Start of Block
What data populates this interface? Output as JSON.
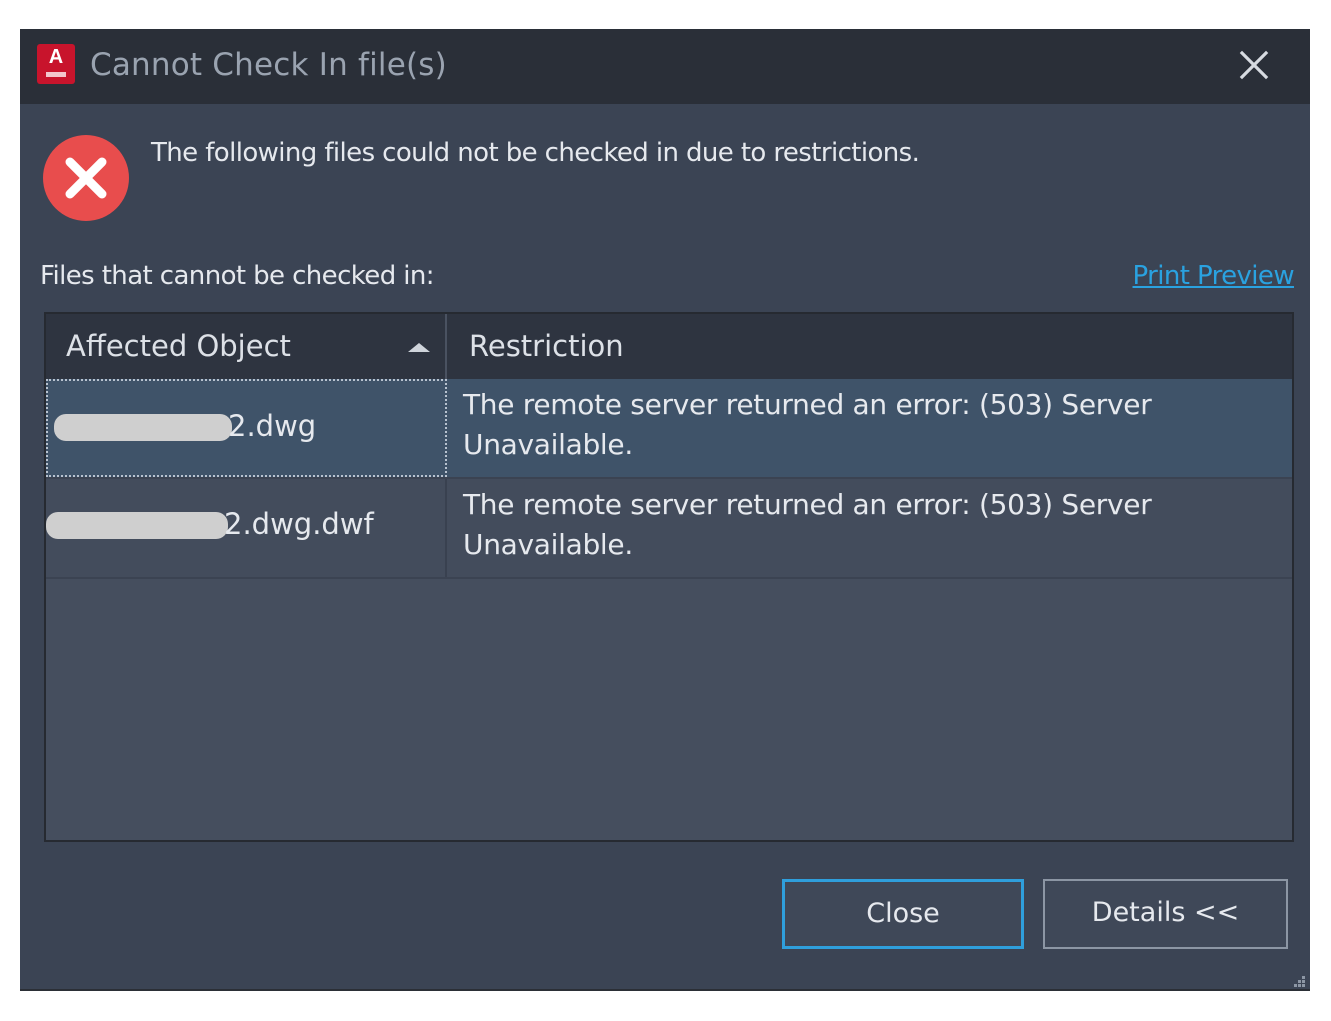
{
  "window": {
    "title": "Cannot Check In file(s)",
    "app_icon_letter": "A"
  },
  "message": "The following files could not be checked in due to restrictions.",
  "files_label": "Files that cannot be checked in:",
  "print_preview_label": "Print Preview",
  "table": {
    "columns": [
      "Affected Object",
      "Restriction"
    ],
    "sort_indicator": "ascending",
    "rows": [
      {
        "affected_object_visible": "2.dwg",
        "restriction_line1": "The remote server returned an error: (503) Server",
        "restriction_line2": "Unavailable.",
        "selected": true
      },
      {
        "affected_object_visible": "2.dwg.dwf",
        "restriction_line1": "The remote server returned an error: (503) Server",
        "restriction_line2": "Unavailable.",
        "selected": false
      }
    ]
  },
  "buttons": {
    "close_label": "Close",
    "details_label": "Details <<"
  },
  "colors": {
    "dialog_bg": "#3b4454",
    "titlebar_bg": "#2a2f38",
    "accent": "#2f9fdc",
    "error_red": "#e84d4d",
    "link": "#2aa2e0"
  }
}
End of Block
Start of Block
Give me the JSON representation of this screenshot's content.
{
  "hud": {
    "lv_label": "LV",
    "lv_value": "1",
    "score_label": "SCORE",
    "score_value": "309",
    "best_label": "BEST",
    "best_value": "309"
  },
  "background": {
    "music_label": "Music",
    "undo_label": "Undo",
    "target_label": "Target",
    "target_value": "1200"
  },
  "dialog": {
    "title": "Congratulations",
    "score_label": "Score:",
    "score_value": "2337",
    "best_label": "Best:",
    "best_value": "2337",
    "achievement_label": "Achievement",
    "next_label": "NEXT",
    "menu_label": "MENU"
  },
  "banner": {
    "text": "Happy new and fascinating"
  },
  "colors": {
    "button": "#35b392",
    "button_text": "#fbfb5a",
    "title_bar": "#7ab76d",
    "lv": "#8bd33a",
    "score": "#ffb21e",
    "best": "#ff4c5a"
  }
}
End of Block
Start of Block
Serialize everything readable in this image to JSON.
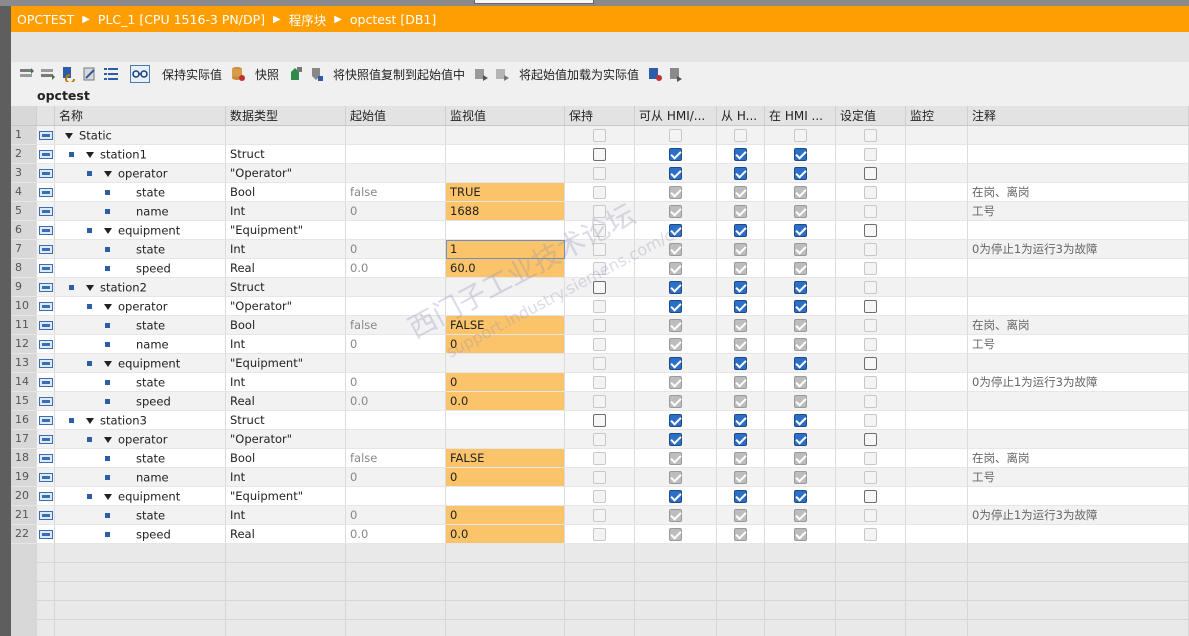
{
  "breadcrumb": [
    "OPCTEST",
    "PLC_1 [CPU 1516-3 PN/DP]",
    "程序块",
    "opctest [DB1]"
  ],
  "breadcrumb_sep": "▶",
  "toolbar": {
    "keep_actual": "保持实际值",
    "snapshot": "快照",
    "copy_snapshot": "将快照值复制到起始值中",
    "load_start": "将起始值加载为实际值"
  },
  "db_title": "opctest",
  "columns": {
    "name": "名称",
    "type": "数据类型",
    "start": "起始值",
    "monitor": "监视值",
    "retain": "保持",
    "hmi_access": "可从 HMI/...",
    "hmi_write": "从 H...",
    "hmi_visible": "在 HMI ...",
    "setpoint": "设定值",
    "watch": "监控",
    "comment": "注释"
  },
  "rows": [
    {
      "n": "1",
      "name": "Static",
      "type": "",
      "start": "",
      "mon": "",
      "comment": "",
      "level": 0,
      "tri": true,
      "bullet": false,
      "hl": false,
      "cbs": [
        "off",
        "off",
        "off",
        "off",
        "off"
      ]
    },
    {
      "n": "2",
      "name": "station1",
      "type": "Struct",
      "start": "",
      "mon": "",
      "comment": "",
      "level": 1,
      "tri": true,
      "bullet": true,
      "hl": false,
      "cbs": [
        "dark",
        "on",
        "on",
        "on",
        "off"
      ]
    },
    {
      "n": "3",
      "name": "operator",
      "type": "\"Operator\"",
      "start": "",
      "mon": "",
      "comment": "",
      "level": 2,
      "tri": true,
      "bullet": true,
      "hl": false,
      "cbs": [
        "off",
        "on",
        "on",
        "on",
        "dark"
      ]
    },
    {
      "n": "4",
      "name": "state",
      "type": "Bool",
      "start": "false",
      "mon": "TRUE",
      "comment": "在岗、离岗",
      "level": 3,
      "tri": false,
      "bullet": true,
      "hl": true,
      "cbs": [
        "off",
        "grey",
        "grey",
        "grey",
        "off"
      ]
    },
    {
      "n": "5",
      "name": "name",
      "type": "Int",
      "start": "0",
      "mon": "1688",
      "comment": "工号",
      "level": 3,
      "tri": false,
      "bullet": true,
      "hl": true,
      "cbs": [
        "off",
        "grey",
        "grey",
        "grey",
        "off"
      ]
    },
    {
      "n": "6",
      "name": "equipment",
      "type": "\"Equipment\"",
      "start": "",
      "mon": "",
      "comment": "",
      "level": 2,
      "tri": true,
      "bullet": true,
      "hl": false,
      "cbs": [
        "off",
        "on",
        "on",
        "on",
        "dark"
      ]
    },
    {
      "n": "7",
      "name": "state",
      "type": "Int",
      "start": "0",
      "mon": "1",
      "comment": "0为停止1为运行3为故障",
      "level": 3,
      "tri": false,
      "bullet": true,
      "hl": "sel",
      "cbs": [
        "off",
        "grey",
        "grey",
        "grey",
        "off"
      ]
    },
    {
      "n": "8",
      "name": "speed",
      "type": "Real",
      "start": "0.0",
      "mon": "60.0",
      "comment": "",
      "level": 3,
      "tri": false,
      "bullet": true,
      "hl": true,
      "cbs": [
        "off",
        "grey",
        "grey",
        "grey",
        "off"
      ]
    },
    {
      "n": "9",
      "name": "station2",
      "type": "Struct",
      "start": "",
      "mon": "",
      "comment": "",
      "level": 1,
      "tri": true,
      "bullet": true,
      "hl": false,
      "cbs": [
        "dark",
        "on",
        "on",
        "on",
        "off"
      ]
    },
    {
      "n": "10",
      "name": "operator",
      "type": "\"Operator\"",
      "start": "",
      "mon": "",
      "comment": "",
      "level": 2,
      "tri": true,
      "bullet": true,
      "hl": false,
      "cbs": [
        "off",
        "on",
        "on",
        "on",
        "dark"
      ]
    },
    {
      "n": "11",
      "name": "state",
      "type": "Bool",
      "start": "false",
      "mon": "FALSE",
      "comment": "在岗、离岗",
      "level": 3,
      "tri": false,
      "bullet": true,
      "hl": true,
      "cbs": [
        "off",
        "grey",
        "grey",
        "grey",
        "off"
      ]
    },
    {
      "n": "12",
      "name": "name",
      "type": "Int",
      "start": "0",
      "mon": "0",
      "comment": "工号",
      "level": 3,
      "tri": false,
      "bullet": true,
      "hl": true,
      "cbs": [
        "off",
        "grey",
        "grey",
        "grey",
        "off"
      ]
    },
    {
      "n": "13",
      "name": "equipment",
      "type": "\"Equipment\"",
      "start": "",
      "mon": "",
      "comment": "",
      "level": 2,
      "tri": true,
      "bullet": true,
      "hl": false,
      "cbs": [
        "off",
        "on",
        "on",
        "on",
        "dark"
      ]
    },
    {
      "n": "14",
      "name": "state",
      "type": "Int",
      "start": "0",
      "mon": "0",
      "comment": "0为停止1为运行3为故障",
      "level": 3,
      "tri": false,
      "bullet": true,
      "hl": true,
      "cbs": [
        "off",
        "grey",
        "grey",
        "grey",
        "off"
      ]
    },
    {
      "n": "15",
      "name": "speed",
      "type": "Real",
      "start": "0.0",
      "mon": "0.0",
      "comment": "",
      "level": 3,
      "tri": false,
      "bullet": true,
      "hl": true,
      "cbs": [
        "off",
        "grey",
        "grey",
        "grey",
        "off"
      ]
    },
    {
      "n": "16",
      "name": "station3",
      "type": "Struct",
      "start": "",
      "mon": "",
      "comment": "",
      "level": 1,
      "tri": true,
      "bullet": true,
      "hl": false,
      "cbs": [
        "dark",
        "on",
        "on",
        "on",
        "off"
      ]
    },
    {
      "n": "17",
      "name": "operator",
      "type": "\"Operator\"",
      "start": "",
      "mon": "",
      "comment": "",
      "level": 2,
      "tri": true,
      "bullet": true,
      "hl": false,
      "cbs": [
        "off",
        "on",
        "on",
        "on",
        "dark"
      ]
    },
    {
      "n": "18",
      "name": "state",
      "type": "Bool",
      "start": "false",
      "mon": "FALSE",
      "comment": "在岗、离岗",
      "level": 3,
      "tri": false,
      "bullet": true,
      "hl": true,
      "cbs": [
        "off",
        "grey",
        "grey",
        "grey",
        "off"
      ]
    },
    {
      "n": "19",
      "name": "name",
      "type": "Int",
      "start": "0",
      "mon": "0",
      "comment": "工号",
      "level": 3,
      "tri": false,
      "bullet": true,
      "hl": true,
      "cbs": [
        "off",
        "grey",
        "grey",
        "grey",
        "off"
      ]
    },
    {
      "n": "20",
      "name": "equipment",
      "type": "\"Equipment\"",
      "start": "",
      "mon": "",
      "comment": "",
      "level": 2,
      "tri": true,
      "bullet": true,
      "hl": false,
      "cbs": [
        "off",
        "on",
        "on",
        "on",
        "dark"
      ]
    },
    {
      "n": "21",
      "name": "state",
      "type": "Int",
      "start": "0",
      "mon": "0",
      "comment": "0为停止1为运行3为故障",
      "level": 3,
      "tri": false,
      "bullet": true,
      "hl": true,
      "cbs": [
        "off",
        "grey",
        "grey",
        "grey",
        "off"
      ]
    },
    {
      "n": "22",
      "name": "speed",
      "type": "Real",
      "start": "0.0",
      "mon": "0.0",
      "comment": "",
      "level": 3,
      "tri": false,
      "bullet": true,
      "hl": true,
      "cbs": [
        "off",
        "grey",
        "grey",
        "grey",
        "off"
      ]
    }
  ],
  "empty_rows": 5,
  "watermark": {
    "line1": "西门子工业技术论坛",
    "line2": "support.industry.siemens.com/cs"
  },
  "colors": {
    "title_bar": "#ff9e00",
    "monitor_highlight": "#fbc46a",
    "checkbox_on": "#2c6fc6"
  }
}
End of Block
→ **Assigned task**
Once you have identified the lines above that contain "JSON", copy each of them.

→ **Written answer**
What data populates this interface? Output as JSON.
Give me the JSON representation of this screenshot's content.
Serialize everything readable in this image to JSON.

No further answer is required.